Email, Telephone, & Phishing Scams
Identity thieves often use a high-tech scam that typically involves email spam to deceive consumers into disclosing their personal or financial information, such as credit card numbers, bank account information, Social Security numbers, passwords, and other sensitive information. The practice is commonly referred to as "Phishing" or "Carding."
- Be suspicious if someone contacts you unexpectedly and asks for your personal information. Legitimate companies and agencies don't operate that way.
- Don't click on links in emails that ask you to provide personal information. To check whether an email or call is really from the company or agency, call it directly or go to its Web site (use a search engine to find it).

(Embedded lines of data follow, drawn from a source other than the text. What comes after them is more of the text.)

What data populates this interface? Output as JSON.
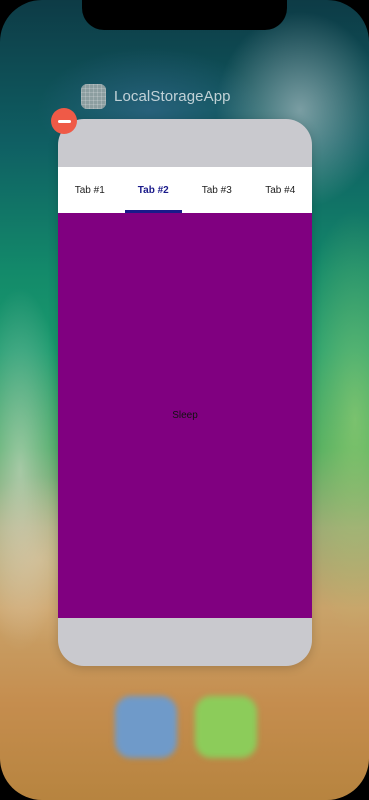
{
  "switcher": {
    "app_name": "LocalStorageApp",
    "app_icon": "app-icon-grid",
    "close_icon": "minus-circle-icon",
    "close_color": "#ef5a47"
  },
  "tabs": [
    {
      "label": "Tab #1",
      "active": false
    },
    {
      "label": "Tab #2",
      "active": true
    },
    {
      "label": "Tab #3",
      "active": false
    },
    {
      "label": "Tab #4",
      "active": false
    }
  ],
  "content": {
    "text": "Sleep",
    "background": "#800080"
  },
  "colors": {
    "active_tab": "#1a1a8a",
    "card_background": "#c9c9ce"
  }
}
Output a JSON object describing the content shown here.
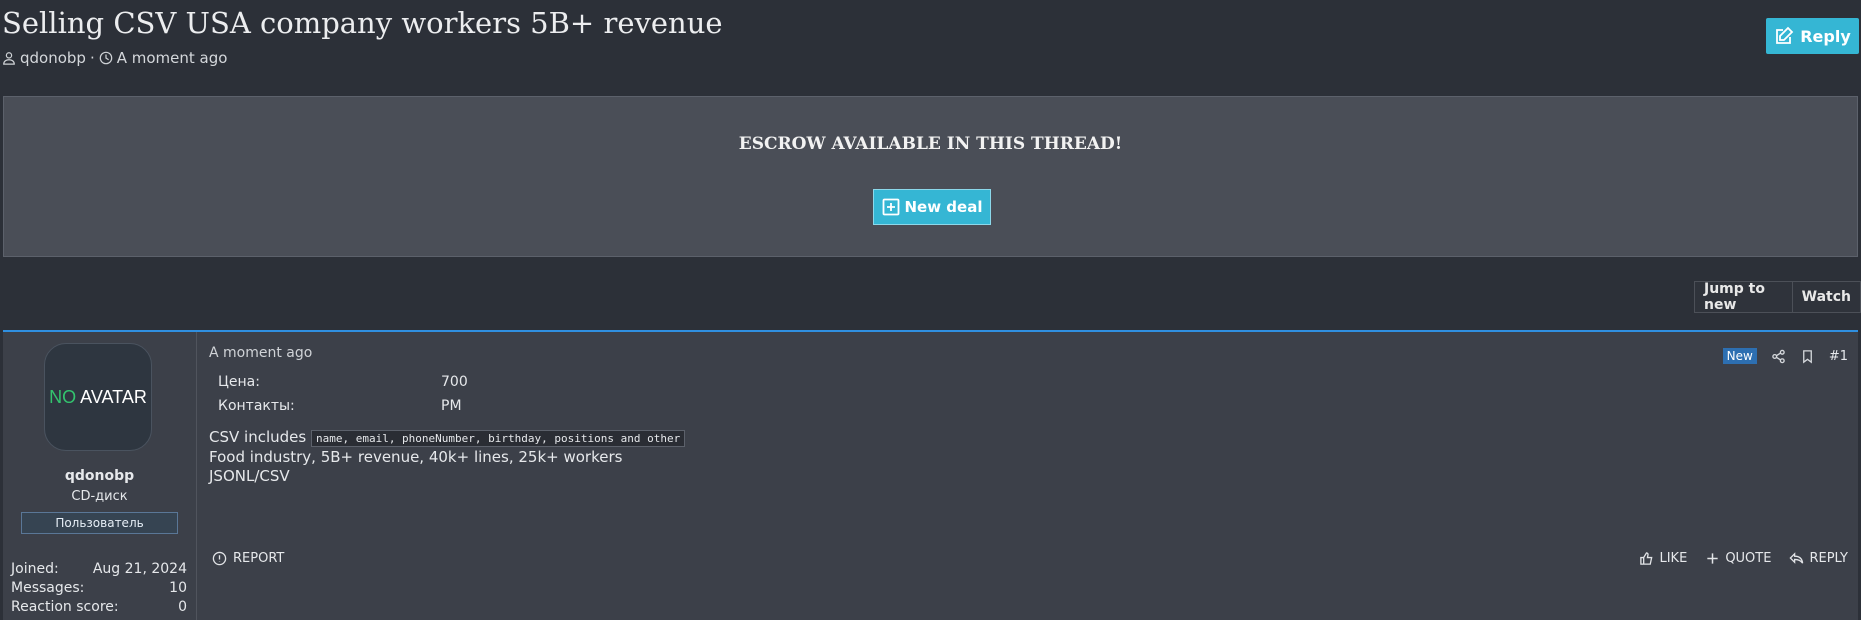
{
  "thread": {
    "title": "Selling CSV USA company workers 5B+ revenue",
    "author": "qdonobp",
    "separator": "·",
    "time": "A moment ago",
    "reply_label": "Reply"
  },
  "escrow": {
    "text": "ESCROW AVAILABLE IN THIS THREAD!",
    "button_label": "New deal"
  },
  "toolbar": {
    "jump_label": "Jump to new",
    "watch_label": "Watch"
  },
  "post": {
    "time": "A moment ago",
    "new_badge": "New",
    "number": "#1",
    "fields": [
      {
        "key": "Цена:",
        "value": "700"
      },
      {
        "key": "Контакты:",
        "value": "PM"
      }
    ],
    "line1_prefix": "CSV includes",
    "line1_code": "name, email, phoneNumber, birthday, positions and other",
    "line2": "Food industry, 5B+ revenue, 40k+ lines, 25k+ workers",
    "line3": "JSONL/CSV",
    "report_label": "REPORT",
    "like_label": "LIKE",
    "quote_label": "QUOTE",
    "reply_label": "REPLY"
  },
  "user": {
    "avatar_no": "NO",
    "avatar_text": "AVATAR",
    "name": "qdonobp",
    "title": "CD-диск",
    "badge": "Пользователь",
    "stats": [
      {
        "label": "Joined:",
        "value": "Aug 21, 2024"
      },
      {
        "label": "Messages:",
        "value": "10"
      },
      {
        "label": "Reaction score:",
        "value": "0"
      }
    ]
  },
  "colors": {
    "accent": "#35b6d4",
    "post_border": "#2f8fe0",
    "background": "#2c3038",
    "no_avatar_green": "#33c46e"
  }
}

- Don't provide any of your personal information over the phone or on the internet unless you initiated the call or contact.
- Don't e-mail personal or financial information.
- Job seekers should also verify the person's identity before providing personal information to someone claiming to be a prospective employer.
- Use anti-virus and anti-spyware software, as well as a firewall, and update them all regularly.
- If you have provided account numbers, PINs, or passwords to a phisher, notify the companies with which you have those accounts immediately.
- Forward phishing emails to firstname.lastname@example.org — and to the company, bank, or organization impersonated in the phishing email. You also may report phishing email to email@example.com.
- For additional information on phishing scams, go to www.phishinginfo.org.
Want more information? The Federal Trade Commission is a wealth of information and resources concerning identity theft.
Think you may be a victim of ID theft? Contact the Michigan State Police or visit the Michigan State Police Identity Theft Unit for information and forms.